::: Provided data :::

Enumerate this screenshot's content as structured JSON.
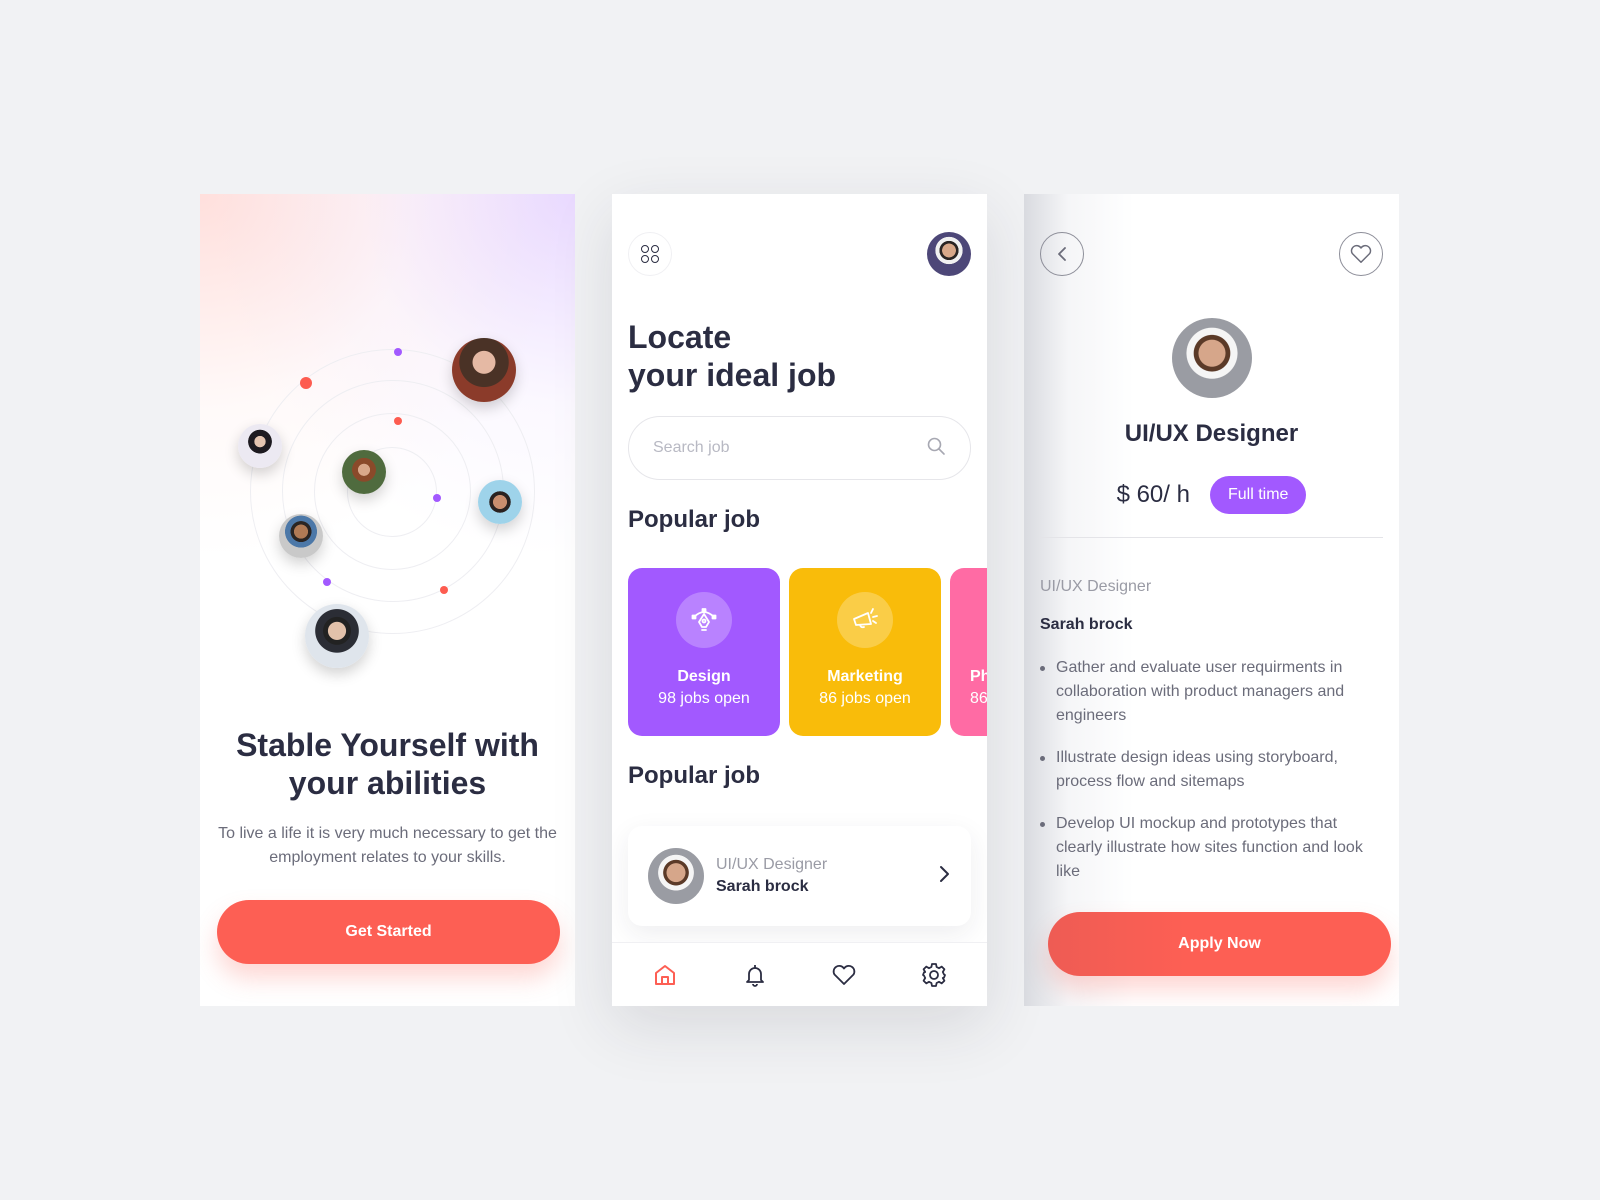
{
  "colors": {
    "background": "#f1f2f4",
    "primary_coral": "#fd5f54",
    "accent_purple": "#a259ff",
    "accent_yellow": "#f9bc0a",
    "accent_pink": "#ff6ba4",
    "text_dark": "#2b2d42",
    "text_muted": "#6b6c7a"
  },
  "onboarding": {
    "title": "Stable Yourself with your abilities",
    "subtitle": "To live a life it is very much necessary to get the employment relates to your skills.",
    "cta_label": "Get Started",
    "avatars": [
      "avatar-woman-glasses",
      "avatar-woman-dark-hair",
      "avatar-bearded-man",
      "avatar-smiling-woman",
      "avatar-smiling-man",
      "avatar-man-glasses"
    ]
  },
  "home": {
    "menu_icon": "grid-menu-icon",
    "profile_avatar": "user-avatar",
    "title_line1": "Locate",
    "title_line2": "your ideal job",
    "search": {
      "placeholder": "Search job",
      "value": "",
      "icon": "search-icon"
    },
    "popular_heading": "Popular job",
    "categories": [
      {
        "name": "Design",
        "count": "98 jobs open",
        "icon": "pen-tool-icon",
        "color": "#a259ff"
      },
      {
        "name": "Marketing",
        "count": "86 jobs open",
        "icon": "megaphone-icon",
        "color": "#f9bc0a"
      },
      {
        "name": "Ph",
        "count": "86",
        "icon": "camera-icon",
        "color": "#ff6ba4"
      }
    ],
    "popular_heading_2": "Popular job",
    "job": {
      "role": "UI/UX Designer",
      "name": "Sarah brock"
    },
    "nav": [
      {
        "label": "Home",
        "icon": "home-icon",
        "active": true
      },
      {
        "label": "Notifications",
        "icon": "bell-icon",
        "active": false
      },
      {
        "label": "Favorites",
        "icon": "heart-icon",
        "active": false
      },
      {
        "label": "Settings",
        "icon": "gear-icon",
        "active": false
      }
    ]
  },
  "detail": {
    "title": "UI/UX Designer",
    "price": "$ 60/ h",
    "badge": "Full time",
    "role": "UI/UX Designer",
    "name": "Sarah brock",
    "bullets": [
      "Gather and evaluate user requirments in collaboration with product managers and engineers",
      "Illustrate design ideas using storyboard, process flow and sitemaps",
      "Develop UI mockup and prototypes that clearly illustrate how sites function and look like"
    ],
    "cta_label": "Apply Now"
  }
}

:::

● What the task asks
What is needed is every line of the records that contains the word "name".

● Reply
        "name": "Design",
        "name": "Marketing",
        "name": "Ph",
      "name": "Sarah brock"
    "name": "Sarah brock",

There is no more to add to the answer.